The Professor then said something that ignited my imagination: he used a benchmark term, the ‘Washing Machine Test”. I know I’ve ranted about talking refrigerators and rubbish bins, but William suggested that a washing machine could be armed with various sensors, which would collate data – this data could then be shared with the manufacturer’s database or perhaps a service centre who could quickly diagnose issues with the machine. Likewise the collected data could be utilised to share optimum wash cycles, ensuring the efficiency of the machine itself, as well as ensuring optimum use of natural resources.
At last, it’s this type of scenario that adds value!
A glimpse of the smart object
Suddenly I could begin seeing a sense of the IoT, vis-à-vis M2M taking shape through, perhaps, sensors that aided the technology itself, akin to a machine performing self-healing and self-diagnosis; moreover, the collection of data would allow ‘humans’ to make sense of information conveyed to us through technology that we’ve empowered – and it’s so important that such data is humanised for our generic consumption.
I wanted to clarify what was meant by M2M – so William further expanded on the M2M concept and explained, “A whole bunch of sensors sending information to a ‘central database’ … a database where appropriate action can be taken.” This rings true of the ‘smart object’ concept that was originally bounced around in the early days of the IoT supposition but, alas, industry pundits have been found guilty of exaggerating its potential.

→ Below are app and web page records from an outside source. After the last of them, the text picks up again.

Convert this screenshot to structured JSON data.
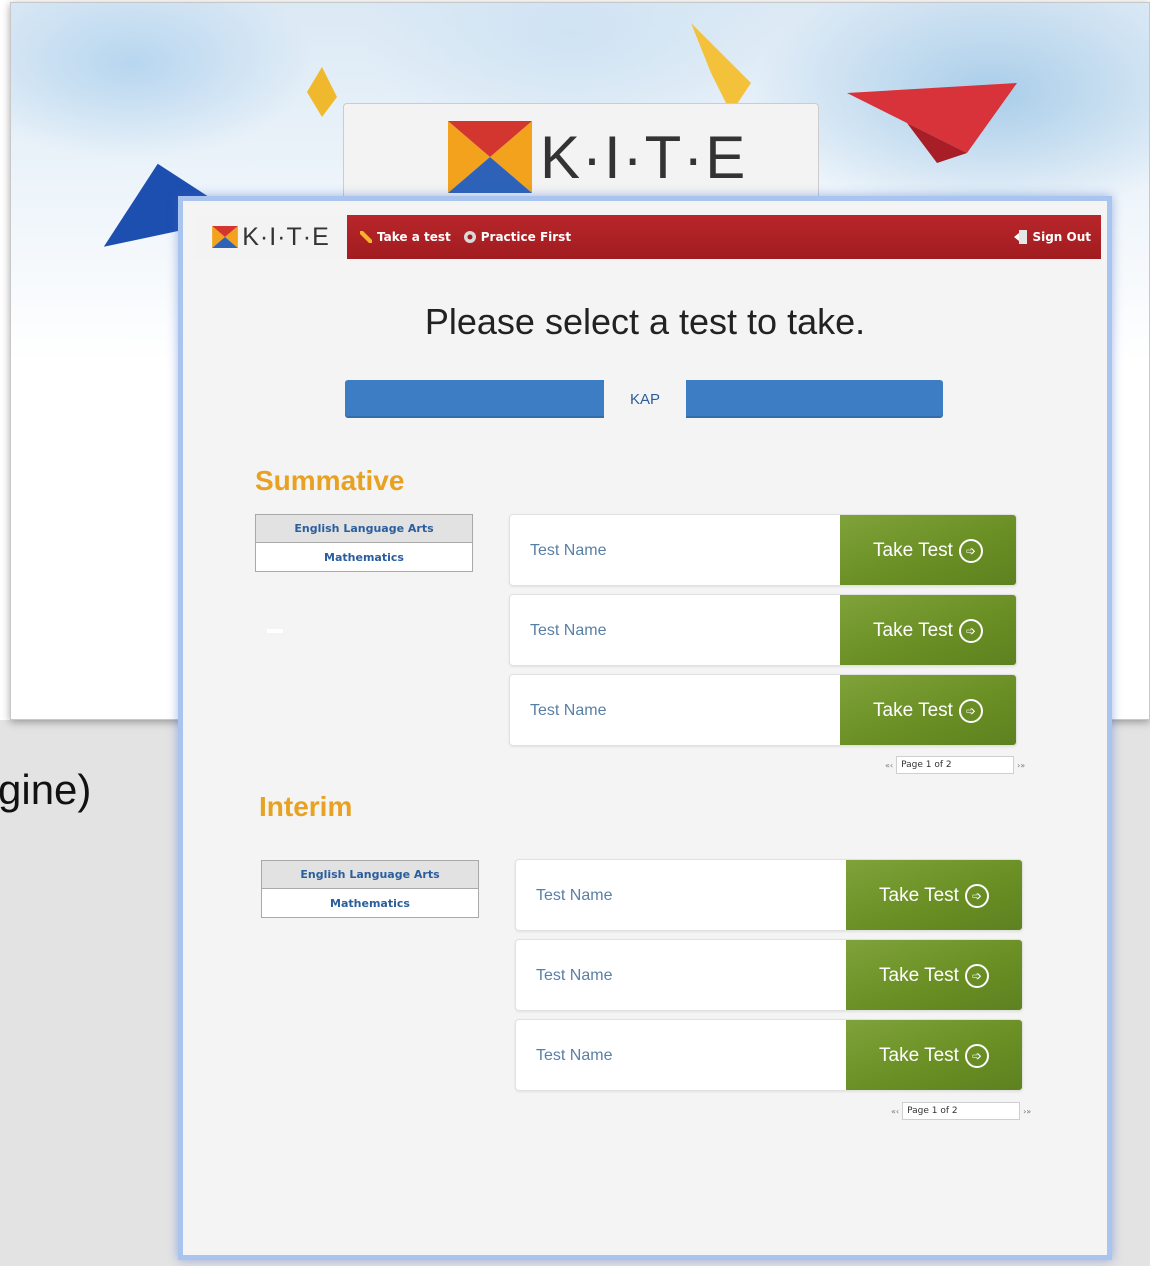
{
  "background": {
    "logo_text": "K·I·T·E",
    "fragment_text": "gine)"
  },
  "topbar": {
    "brand_text": "K·I·T·E",
    "nav": {
      "take_test_label": "Take a test",
      "practice_first_label": "Practice First",
      "sign_out_label": "Sign Out"
    }
  },
  "main": {
    "title": "Please select a test to take.",
    "program_tab": "KAP"
  },
  "summative": {
    "title": "Summative",
    "subjects": [
      "English Language Arts",
      "Mathematics"
    ],
    "tests": [
      {
        "name": "Test Name",
        "button": "Take Test"
      },
      {
        "name": "Test Name",
        "button": "Take Test"
      },
      {
        "name": "Test Name",
        "button": "Take Test"
      }
    ],
    "pager": {
      "text": "Page 1 of 2",
      "prev": "«‹",
      "next": "›»"
    }
  },
  "interim": {
    "title": "Interim",
    "subjects": [
      "English Language Arts",
      "Mathematics"
    ],
    "tests": [
      {
        "name": "Test Name",
        "button": "Take Test"
      },
      {
        "name": "Test Name",
        "button": "Take Test"
      },
      {
        "name": "Test Name",
        "button": "Take Test"
      }
    ],
    "pager": {
      "text": "Page 1 of 2",
      "prev": "«‹",
      "next": "›»"
    }
  },
  "colors": {
    "topbar_red": "#b8262a",
    "program_blue": "#3c7dc4",
    "button_green": "#6a8f24",
    "section_orange": "#e8a120"
  }
}
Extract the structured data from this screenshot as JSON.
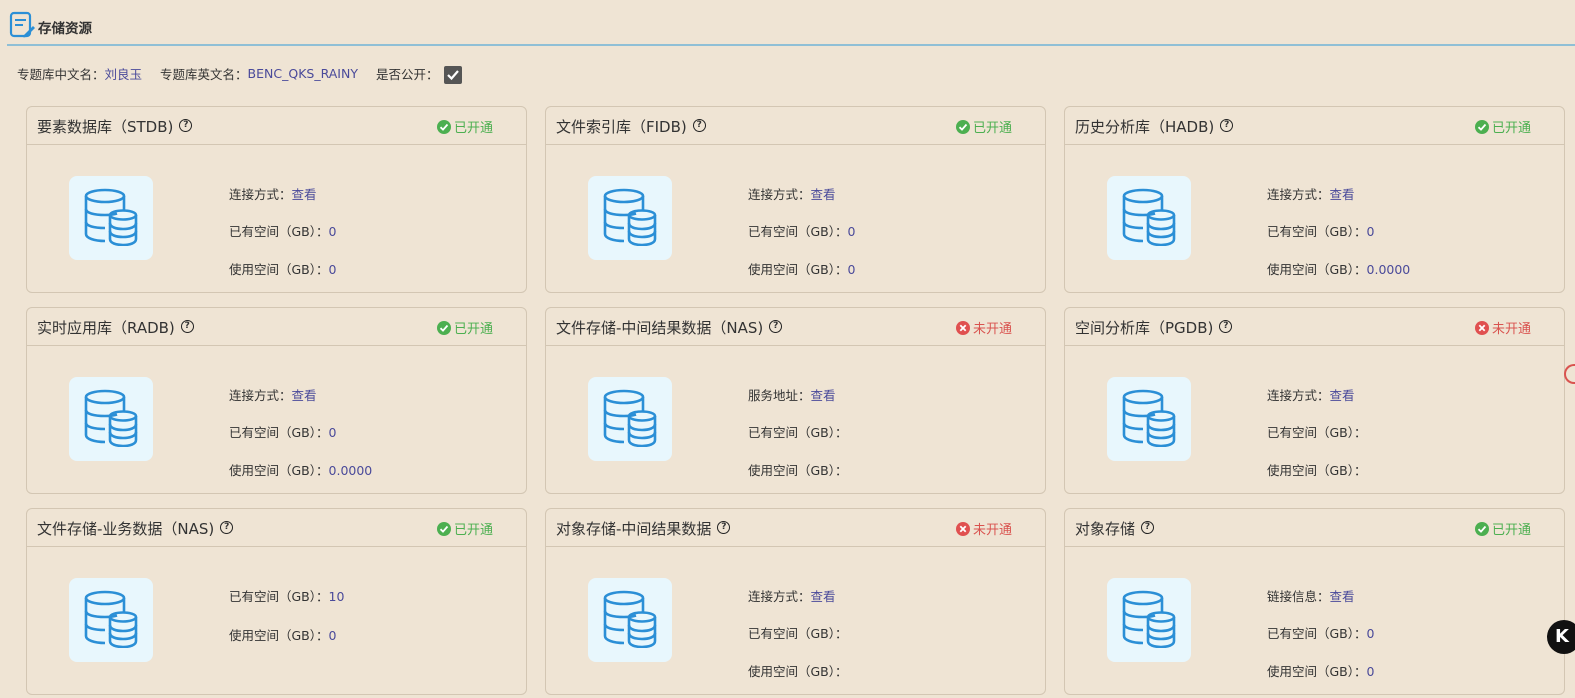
{
  "header": {
    "title": "存储资源"
  },
  "info": {
    "cn_label": "专题库中文名：",
    "cn_value": "刘良玉",
    "en_label": "专题库英文名：",
    "en_value": "BENC_QKS_RAINY",
    "public_label": "是否公开：",
    "public_checked": true
  },
  "cards": [
    {
      "title": "要素数据库（STDB)",
      "status": "已开通",
      "rows": [
        {
          "label": "连接方式：",
          "value": "查看"
        },
        {
          "label": "已有空间（GB）：",
          "value": "0"
        },
        {
          "label": "使用空间（GB）：",
          "value": "0"
        }
      ]
    },
    {
      "title": "文件索引库（FIDB)",
      "status": "已开通",
      "rows": [
        {
          "label": "连接方式：",
          "value": "查看"
        },
        {
          "label": "已有空间（GB）：",
          "value": "0"
        },
        {
          "label": "使用空间（GB）：",
          "value": "0"
        }
      ]
    },
    {
      "title": "历史分析库（HADB)",
      "status": "已开通",
      "rows": [
        {
          "label": "连接方式：",
          "value": "查看"
        },
        {
          "label": "已有空间（GB）：",
          "value": "0"
        },
        {
          "label": "使用空间（GB）：",
          "value": "0.0000"
        }
      ]
    },
    {
      "title": "实时应用库（RADB)",
      "status": "已开通",
      "rows": [
        {
          "label": "连接方式：",
          "value": "查看"
        },
        {
          "label": "已有空间（GB）：",
          "value": "0"
        },
        {
          "label": "使用空间（GB）：",
          "value": "0.0000"
        }
      ]
    },
    {
      "title": "文件存储-中间结果数据（NAS)",
      "status": "未开通",
      "rows": [
        {
          "label": "服务地址：",
          "value": "查看"
        },
        {
          "label": "已有空间（GB）：",
          "value": ""
        },
        {
          "label": "使用空间（GB）：",
          "value": ""
        }
      ]
    },
    {
      "title": "空间分析库（PGDB)",
      "status": "未开通",
      "rows": [
        {
          "label": "连接方式：",
          "value": "查看"
        },
        {
          "label": "已有空间（GB）：",
          "value": ""
        },
        {
          "label": "使用空间（GB）：",
          "value": ""
        }
      ]
    },
    {
      "title": "文件存储-业务数据（NAS)",
      "status": "已开通",
      "rows": [
        {
          "label": "已有空间（GB）：",
          "value": "10"
        },
        {
          "label": "使用空间（GB）：",
          "value": "0"
        }
      ]
    },
    {
      "title": "对象存储-中间结果数据",
      "status": "未开通",
      "rows": [
        {
          "label": "连接方式：",
          "value": "查看"
        },
        {
          "label": "已有空间（GB）：",
          "value": ""
        },
        {
          "label": "使用空间（GB）：",
          "value": ""
        }
      ]
    },
    {
      "title": "对象存储",
      "status": "已开通",
      "rows": [
        {
          "label": "链接信息：",
          "value": "查看"
        },
        {
          "label": "已有空间（GB）：",
          "value": "0"
        },
        {
          "label": "使用空间（GB）：",
          "value": "0"
        }
      ]
    }
  ],
  "float_button": {
    "label": "K"
  },
  "colors": {
    "ok": "#4caf50",
    "bad": "#d9534f",
    "link": "#4a4a9a",
    "icon": "#2b8fd6"
  }
}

So, just like my dramatization at the start of this feature, the industry is likewise responsible of similarly sensationalising a technology that clearly needed to take baby steps. And finally, the Professor was emphatically honest in his acknowledgement that manufacturers need to invest in Weightless for it to become an adopted reality. In short, he concludes, “We need to back Weightless as it will pull through and will find the drive that it needs to move forward. But just when is impossible to forecast.”
Until next time
I want to take a look at small cells next time. And, on that note, I can’t help but wonder, whether a small cell is just another name for a femtocell – you know, the over inflated and, yet another uber-hyped technology that has been touted to resolve all our cellular connectivity issues. Yep, the mobile operators have been, and still are, experiencing over capacity and, likewise, poor coverage in rural areas. Of course, the operators’ stance to resolve this would be for us to dip into our pockets and purchase a femtocell so that we can continue to enjoy the wonders of cellular.
So, this is where an ever-so curious Dr G signs off.
Originally published in Telecoms.